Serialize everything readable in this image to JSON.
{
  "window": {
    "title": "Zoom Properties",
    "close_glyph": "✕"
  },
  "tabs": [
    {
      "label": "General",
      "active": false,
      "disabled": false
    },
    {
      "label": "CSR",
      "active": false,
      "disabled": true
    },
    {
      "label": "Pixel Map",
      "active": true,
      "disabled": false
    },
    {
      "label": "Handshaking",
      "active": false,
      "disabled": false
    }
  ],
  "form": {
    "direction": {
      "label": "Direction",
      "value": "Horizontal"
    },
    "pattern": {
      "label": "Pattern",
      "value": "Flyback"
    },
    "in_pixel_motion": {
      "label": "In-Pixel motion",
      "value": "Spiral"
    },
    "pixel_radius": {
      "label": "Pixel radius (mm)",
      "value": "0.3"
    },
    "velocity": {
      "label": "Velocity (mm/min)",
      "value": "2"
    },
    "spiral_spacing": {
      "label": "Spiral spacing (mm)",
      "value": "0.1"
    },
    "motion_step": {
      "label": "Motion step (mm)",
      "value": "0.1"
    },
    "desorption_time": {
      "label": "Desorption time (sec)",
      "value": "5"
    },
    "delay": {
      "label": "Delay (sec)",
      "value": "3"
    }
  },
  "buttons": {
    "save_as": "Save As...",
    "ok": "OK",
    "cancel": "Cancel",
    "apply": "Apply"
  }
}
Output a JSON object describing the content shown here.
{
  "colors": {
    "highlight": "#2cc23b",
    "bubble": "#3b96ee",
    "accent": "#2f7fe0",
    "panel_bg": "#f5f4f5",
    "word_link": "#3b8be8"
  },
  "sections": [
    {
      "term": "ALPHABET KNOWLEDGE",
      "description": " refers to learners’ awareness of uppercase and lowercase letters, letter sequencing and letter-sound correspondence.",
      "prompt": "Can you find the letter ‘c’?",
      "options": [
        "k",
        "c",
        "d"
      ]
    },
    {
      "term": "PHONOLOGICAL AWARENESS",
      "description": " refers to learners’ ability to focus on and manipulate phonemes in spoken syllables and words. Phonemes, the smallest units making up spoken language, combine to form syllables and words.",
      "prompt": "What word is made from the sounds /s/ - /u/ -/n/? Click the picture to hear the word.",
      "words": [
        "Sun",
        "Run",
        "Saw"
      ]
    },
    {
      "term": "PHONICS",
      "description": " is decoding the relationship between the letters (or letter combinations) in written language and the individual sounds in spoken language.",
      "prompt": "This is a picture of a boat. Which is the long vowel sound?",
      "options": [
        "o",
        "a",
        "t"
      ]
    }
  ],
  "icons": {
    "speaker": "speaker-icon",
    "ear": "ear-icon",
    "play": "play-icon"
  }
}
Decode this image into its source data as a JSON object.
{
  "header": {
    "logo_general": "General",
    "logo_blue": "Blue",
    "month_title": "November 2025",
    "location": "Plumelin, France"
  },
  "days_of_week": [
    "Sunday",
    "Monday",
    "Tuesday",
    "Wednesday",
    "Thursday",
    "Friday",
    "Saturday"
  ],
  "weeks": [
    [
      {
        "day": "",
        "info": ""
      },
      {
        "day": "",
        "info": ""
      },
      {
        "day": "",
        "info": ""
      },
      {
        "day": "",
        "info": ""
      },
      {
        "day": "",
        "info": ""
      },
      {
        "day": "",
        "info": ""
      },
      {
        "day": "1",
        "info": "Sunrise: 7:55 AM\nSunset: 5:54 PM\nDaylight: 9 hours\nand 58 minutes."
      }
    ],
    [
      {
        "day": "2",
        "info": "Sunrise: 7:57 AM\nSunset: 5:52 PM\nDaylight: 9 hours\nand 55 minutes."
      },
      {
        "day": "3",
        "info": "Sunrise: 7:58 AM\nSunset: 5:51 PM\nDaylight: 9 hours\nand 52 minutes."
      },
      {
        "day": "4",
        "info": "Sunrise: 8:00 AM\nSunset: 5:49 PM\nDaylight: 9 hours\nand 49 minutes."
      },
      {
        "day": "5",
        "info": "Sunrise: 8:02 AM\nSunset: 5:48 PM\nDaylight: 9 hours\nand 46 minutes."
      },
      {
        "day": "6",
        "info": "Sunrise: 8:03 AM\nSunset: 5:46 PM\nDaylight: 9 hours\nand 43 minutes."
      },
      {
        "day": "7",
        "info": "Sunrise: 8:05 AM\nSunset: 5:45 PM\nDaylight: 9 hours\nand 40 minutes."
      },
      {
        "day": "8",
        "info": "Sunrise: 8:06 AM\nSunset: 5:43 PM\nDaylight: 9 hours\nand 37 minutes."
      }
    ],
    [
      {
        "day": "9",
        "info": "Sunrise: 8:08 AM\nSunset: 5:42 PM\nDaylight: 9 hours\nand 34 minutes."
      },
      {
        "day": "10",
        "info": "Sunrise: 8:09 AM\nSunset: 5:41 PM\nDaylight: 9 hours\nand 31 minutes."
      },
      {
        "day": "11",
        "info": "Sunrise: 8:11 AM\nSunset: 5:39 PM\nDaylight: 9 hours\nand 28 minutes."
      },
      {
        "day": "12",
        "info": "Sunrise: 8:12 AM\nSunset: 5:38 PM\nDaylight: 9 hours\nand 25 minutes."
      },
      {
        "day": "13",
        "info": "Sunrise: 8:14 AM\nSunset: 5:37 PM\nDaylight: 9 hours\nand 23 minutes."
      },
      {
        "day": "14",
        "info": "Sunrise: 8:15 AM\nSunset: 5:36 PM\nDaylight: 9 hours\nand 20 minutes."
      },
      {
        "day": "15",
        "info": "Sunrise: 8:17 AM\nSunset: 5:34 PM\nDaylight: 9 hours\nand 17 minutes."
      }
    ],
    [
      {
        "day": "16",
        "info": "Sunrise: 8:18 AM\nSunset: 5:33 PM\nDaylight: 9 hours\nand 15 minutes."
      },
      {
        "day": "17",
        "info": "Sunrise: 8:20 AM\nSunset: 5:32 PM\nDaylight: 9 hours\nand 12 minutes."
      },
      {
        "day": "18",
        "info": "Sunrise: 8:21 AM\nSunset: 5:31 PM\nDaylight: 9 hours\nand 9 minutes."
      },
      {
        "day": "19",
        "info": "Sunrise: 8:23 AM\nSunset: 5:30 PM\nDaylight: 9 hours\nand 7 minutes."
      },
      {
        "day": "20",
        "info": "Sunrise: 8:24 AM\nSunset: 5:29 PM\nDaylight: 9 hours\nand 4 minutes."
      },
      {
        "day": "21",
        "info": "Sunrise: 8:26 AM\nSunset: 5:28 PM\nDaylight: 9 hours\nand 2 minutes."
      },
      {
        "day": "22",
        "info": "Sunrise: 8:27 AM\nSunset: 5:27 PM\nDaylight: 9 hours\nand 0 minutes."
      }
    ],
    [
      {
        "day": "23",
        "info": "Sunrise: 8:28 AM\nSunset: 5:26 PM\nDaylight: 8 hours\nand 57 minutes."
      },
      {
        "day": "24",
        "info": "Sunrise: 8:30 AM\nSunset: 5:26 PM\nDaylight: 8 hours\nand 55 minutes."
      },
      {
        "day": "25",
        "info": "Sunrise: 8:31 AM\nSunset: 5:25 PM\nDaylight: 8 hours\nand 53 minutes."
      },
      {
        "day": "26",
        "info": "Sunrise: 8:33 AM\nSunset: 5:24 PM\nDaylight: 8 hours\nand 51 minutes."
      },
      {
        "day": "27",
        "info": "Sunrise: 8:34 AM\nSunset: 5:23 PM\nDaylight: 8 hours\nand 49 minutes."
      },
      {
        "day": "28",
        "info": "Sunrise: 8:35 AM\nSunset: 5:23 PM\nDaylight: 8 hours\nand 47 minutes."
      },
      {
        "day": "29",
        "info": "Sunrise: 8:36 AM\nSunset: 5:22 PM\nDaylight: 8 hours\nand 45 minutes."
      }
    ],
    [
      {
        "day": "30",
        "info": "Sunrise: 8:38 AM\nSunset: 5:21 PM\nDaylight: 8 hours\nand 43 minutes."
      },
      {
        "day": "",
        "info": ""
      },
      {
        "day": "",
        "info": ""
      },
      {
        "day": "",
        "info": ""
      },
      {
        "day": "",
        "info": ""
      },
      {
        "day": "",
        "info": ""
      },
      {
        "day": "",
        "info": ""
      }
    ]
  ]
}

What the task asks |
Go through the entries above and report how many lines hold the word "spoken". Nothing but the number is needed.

Your solution |
2